Ocean acidification, “the other carbon dioxide problem” was addressed repeatedly during the side events and discussions at the two stands. “It is important to keep in mind that carbon dioxide emissions do not just lead to global warming and thus rising water temperature. Carbon dioxide is also taken up and dissolved in sea water, generating profound changes in its chemistry – with carry-on effects for organisms and ecosystems”, Dr. Jean Pierre Gattuso from Laboratoire d’Océanographie de Villefranche, CNRS and University Pierre et Marie Curie explains. “We have to consider there are two sides of the coin: On the one hand, the uptake of carbon dioxide moderates climate change but, on the other hand, it affects life in the ocean– with consequences for economy and society.”

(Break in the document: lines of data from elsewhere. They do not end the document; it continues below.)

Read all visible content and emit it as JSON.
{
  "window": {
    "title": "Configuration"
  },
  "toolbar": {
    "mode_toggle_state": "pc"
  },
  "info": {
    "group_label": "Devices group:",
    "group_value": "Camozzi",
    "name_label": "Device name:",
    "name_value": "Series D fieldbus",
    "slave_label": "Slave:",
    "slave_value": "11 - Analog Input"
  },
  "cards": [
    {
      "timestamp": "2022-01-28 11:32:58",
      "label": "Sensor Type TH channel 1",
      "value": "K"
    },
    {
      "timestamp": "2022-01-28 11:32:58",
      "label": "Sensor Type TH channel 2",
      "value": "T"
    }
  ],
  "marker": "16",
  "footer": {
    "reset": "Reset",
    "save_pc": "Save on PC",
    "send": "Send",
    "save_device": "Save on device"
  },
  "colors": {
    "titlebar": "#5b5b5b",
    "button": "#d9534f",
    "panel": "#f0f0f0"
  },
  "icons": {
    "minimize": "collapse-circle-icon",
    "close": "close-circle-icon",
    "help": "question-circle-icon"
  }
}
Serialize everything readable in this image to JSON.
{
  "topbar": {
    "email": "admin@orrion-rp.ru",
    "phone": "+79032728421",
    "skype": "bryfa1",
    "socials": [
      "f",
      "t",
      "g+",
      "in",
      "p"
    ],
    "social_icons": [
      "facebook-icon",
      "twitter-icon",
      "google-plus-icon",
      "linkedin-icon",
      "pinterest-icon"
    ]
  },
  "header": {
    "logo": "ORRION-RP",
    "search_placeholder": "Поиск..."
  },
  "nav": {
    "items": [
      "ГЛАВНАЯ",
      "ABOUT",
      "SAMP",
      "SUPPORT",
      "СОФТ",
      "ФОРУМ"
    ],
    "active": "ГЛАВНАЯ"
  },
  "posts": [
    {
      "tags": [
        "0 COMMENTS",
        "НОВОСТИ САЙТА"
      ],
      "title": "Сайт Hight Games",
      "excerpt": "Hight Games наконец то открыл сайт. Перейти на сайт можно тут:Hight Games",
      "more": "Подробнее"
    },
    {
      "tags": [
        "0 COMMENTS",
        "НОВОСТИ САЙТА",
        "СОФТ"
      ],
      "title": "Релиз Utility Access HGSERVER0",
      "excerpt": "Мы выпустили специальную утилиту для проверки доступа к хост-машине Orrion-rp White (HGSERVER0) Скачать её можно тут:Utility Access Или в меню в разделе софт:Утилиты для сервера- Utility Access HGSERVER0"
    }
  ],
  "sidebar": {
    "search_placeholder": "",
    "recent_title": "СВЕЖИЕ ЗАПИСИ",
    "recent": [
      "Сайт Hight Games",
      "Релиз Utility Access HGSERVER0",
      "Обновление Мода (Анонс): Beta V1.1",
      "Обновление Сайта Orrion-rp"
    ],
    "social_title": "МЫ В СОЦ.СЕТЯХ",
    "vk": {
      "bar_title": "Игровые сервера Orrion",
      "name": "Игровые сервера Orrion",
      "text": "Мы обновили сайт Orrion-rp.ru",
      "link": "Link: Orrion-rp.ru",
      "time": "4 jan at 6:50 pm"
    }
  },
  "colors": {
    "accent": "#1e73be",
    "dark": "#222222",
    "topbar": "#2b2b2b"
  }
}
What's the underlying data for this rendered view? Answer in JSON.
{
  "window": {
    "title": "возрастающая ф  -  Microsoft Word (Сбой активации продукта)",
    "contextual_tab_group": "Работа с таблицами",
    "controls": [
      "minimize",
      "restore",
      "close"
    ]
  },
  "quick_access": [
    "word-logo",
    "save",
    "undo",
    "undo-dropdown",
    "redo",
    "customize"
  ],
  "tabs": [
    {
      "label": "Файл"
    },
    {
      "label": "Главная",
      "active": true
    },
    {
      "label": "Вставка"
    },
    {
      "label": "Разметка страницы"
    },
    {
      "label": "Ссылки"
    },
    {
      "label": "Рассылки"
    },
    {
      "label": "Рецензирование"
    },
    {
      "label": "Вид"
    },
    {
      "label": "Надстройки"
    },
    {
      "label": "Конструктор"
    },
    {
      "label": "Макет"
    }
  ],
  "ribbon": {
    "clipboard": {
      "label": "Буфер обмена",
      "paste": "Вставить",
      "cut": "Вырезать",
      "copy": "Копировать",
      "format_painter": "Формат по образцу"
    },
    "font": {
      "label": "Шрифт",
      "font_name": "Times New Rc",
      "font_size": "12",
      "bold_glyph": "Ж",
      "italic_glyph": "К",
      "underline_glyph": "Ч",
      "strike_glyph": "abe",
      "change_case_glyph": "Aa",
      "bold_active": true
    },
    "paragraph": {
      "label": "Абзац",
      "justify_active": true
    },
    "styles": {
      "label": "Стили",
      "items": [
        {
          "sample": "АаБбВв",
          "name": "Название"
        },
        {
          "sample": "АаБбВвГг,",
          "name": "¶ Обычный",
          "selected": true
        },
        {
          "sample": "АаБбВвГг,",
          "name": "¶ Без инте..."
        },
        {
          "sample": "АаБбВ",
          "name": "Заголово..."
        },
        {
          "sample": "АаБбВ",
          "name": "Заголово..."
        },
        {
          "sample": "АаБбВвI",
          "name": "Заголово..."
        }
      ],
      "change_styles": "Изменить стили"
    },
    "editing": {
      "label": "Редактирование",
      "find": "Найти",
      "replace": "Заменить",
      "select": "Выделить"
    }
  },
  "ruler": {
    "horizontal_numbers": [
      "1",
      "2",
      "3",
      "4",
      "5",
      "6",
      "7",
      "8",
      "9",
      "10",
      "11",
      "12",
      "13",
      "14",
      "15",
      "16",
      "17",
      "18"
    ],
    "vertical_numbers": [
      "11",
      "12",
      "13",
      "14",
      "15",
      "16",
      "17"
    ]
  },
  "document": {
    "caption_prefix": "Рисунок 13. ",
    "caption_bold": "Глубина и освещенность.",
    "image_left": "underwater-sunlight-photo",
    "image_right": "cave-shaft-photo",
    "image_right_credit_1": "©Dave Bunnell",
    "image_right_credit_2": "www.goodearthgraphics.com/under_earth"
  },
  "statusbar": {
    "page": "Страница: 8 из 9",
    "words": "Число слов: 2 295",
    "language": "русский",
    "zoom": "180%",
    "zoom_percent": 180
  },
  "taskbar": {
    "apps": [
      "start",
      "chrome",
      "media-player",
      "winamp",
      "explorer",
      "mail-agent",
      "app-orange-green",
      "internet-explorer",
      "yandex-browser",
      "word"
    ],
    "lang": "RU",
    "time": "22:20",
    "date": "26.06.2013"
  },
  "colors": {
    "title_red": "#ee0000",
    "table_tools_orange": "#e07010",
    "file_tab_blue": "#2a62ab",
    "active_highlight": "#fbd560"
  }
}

In order to keep track with changes in the ocean, a thorough observation system is needed, Dr. Phil Williamson, Natural Environment Research Council (NERC) and University of East Anglia, states. “Detecting and measuring the changes that evolve in the ocean helps us to manage them and to bring about mitigation actions.“
Now that the foundation is laid for a way out of fossil fuels and a massive reduction of greenhouse gas emissions, climate scientists and stakeholders call for action. The interaction between ocean science and policy will continue to specify future pathways of climate change. In article 21 of the Paris agreement, the conference of the Parties “invites the Intergovernmental Panel on Climate Change to provide a special report in 2018 on the impacts of global warming of 1.5 degrees Celsius above pre-industrial levels and related global greenhouse gas emission pathways”, and the IPCC presently considers a special report on the oceans. Science will thus continue to inform the UNFCCC about the best possible climate targets and solution pathways.

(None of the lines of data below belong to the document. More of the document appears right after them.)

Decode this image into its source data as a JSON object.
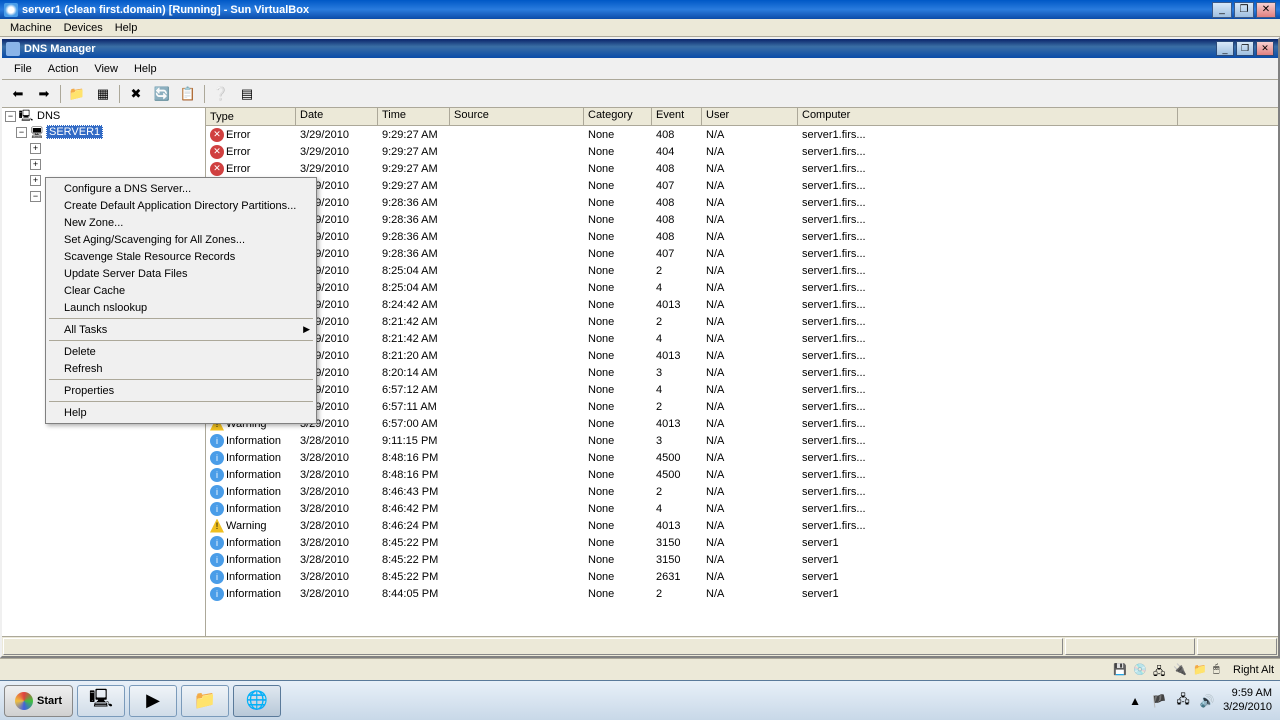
{
  "vbox": {
    "title": "server1 (clean first.domain) [Running] - Sun VirtualBox",
    "menu": {
      "machine": "Machine",
      "devices": "Devices",
      "help": "Help"
    },
    "status_key": "Right Alt"
  },
  "dns_window": {
    "title": "DNS Manager",
    "menu": {
      "file": "File",
      "action": "Action",
      "view": "View",
      "help": "Help"
    }
  },
  "tree": {
    "root": "DNS",
    "server": "SERVER1"
  },
  "context_menu": {
    "configure": "Configure a DNS Server...",
    "create_partitions": "Create Default Application Directory Partitions...",
    "new_zone": "New Zone...",
    "aging": "Set Aging/Scavenging for All Zones...",
    "scavenge": "Scavenge Stale Resource Records",
    "update": "Update Server Data Files",
    "clear_cache": "Clear Cache",
    "nslookup": "Launch nslookup",
    "all_tasks": "All Tasks",
    "delete": "Delete",
    "refresh": "Refresh",
    "properties": "Properties",
    "help": "Help"
  },
  "columns": {
    "type": "Type",
    "date": "Date",
    "time": "Time",
    "source": "Source",
    "category": "Category",
    "event": "Event",
    "user": "User",
    "computer": "Computer"
  },
  "type_labels": {
    "info": "Information",
    "warn": "Warning",
    "error": "Error"
  },
  "rows": [
    {
      "t": "error",
      "date": "3/29/2010",
      "time": "9:29:27 AM",
      "src": "",
      "cat": "None",
      "ev": "408",
      "u": "N/A",
      "c": "server1.firs..."
    },
    {
      "t": "error",
      "date": "3/29/2010",
      "time": "9:29:27 AM",
      "src": "",
      "cat": "None",
      "ev": "404",
      "u": "N/A",
      "c": "server1.firs..."
    },
    {
      "t": "error",
      "date": "3/29/2010",
      "time": "9:29:27 AM",
      "src": "",
      "cat": "None",
      "ev": "408",
      "u": "N/A",
      "c": "server1.firs..."
    },
    {
      "t": "error",
      "date": "3/29/2010",
      "time": "9:29:27 AM",
      "src": "",
      "cat": "None",
      "ev": "407",
      "u": "N/A",
      "c": "server1.firs..."
    },
    {
      "t": "error",
      "date": "3/29/2010",
      "time": "9:28:36 AM",
      "src": "",
      "cat": "None",
      "ev": "408",
      "u": "N/A",
      "c": "server1.firs..."
    },
    {
      "t": "error",
      "date": "3/29/2010",
      "time": "9:28:36 AM",
      "src": "",
      "cat": "None",
      "ev": "408",
      "u": "N/A",
      "c": "server1.firs..."
    },
    {
      "t": "error",
      "date": "3/29/2010",
      "time": "9:28:36 AM",
      "src": "",
      "cat": "None",
      "ev": "408",
      "u": "N/A",
      "c": "server1.firs..."
    },
    {
      "t": "error",
      "date": "3/29/2010",
      "time": "9:28:36 AM",
      "src": "",
      "cat": "None",
      "ev": "407",
      "u": "N/A",
      "c": "server1.firs..."
    },
    {
      "t": "info",
      "date": "3/29/2010",
      "time": "8:25:04 AM",
      "src": "",
      "cat": "None",
      "ev": "2",
      "u": "N/A",
      "c": "server1.firs..."
    },
    {
      "t": "info",
      "date": "3/29/2010",
      "time": "8:25:04 AM",
      "src": "",
      "cat": "None",
      "ev": "4",
      "u": "N/A",
      "c": "server1.firs..."
    },
    {
      "t": "warn",
      "date": "3/29/2010",
      "time": "8:24:42 AM",
      "src": "",
      "cat": "None",
      "ev": "4013",
      "u": "N/A",
      "c": "server1.firs..."
    },
    {
      "t": "info",
      "date": "3/29/2010",
      "time": "8:21:42 AM",
      "src": "",
      "cat": "None",
      "ev": "2",
      "u": "N/A",
      "c": "server1.firs..."
    },
    {
      "t": "info",
      "date": "3/29/2010",
      "time": "8:21:42 AM",
      "src": "",
      "cat": "None",
      "ev": "4",
      "u": "N/A",
      "c": "server1.firs..."
    },
    {
      "t": "warn",
      "date": "3/29/2010",
      "time": "8:21:20 AM",
      "src": "",
      "cat": "None",
      "ev": "4013",
      "u": "N/A",
      "c": "server1.firs..."
    },
    {
      "t": "info",
      "date": "3/29/2010",
      "time": "8:20:14 AM",
      "src": "",
      "cat": "None",
      "ev": "3",
      "u": "N/A",
      "c": "server1.firs..."
    },
    {
      "t": "info",
      "date": "3/29/2010",
      "time": "6:57:12 AM",
      "src": "",
      "cat": "None",
      "ev": "4",
      "u": "N/A",
      "c": "server1.firs..."
    },
    {
      "t": "info",
      "date": "3/29/2010",
      "time": "6:57:11 AM",
      "src": "",
      "cat": "None",
      "ev": "2",
      "u": "N/A",
      "c": "server1.firs..."
    },
    {
      "t": "warn",
      "date": "3/29/2010",
      "time": "6:57:00 AM",
      "src": "",
      "cat": "None",
      "ev": "4013",
      "u": "N/A",
      "c": "server1.firs..."
    },
    {
      "t": "info",
      "date": "3/28/2010",
      "time": "9:11:15 PM",
      "src": "",
      "cat": "None",
      "ev": "3",
      "u": "N/A",
      "c": "server1.firs..."
    },
    {
      "t": "info",
      "date": "3/28/2010",
      "time": "8:48:16 PM",
      "src": "",
      "cat": "None",
      "ev": "4500",
      "u": "N/A",
      "c": "server1.firs..."
    },
    {
      "t": "info",
      "date": "3/28/2010",
      "time": "8:48:16 PM",
      "src": "",
      "cat": "None",
      "ev": "4500",
      "u": "N/A",
      "c": "server1.firs..."
    },
    {
      "t": "info",
      "date": "3/28/2010",
      "time": "8:46:43 PM",
      "src": "",
      "cat": "None",
      "ev": "2",
      "u": "N/A",
      "c": "server1.firs..."
    },
    {
      "t": "info",
      "date": "3/28/2010",
      "time": "8:46:42 PM",
      "src": "",
      "cat": "None",
      "ev": "4",
      "u": "N/A",
      "c": "server1.firs..."
    },
    {
      "t": "warn",
      "date": "3/28/2010",
      "time": "8:46:24 PM",
      "src": "",
      "cat": "None",
      "ev": "4013",
      "u": "N/A",
      "c": "server1.firs..."
    },
    {
      "t": "info",
      "date": "3/28/2010",
      "time": "8:45:22 PM",
      "src": "",
      "cat": "None",
      "ev": "3150",
      "u": "N/A",
      "c": "server1"
    },
    {
      "t": "info",
      "date": "3/28/2010",
      "time": "8:45:22 PM",
      "src": "",
      "cat": "None",
      "ev": "3150",
      "u": "N/A",
      "c": "server1"
    },
    {
      "t": "info",
      "date": "3/28/2010",
      "time": "8:45:22 PM",
      "src": "",
      "cat": "None",
      "ev": "2631",
      "u": "N/A",
      "c": "server1"
    },
    {
      "t": "info",
      "date": "3/28/2010",
      "time": "8:44:05 PM",
      "src": "",
      "cat": "None",
      "ev": "2",
      "u": "N/A",
      "c": "server1"
    }
  ],
  "taskbar": {
    "start": "Start",
    "clock_time": "9:59 AM",
    "clock_date": "3/29/2010"
  }
}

Achieving ambitious objectives after the Paris agreement will much depend on maintaining the COP21 momentum in all segments of society. The efforts of marine scientists to work together at an international level and with NGOs were successful in getting the ocean visible in the climate scene. Designing and implementing efficient action for a healthy ocean for future generations requires that these efforts be pursued and amplified.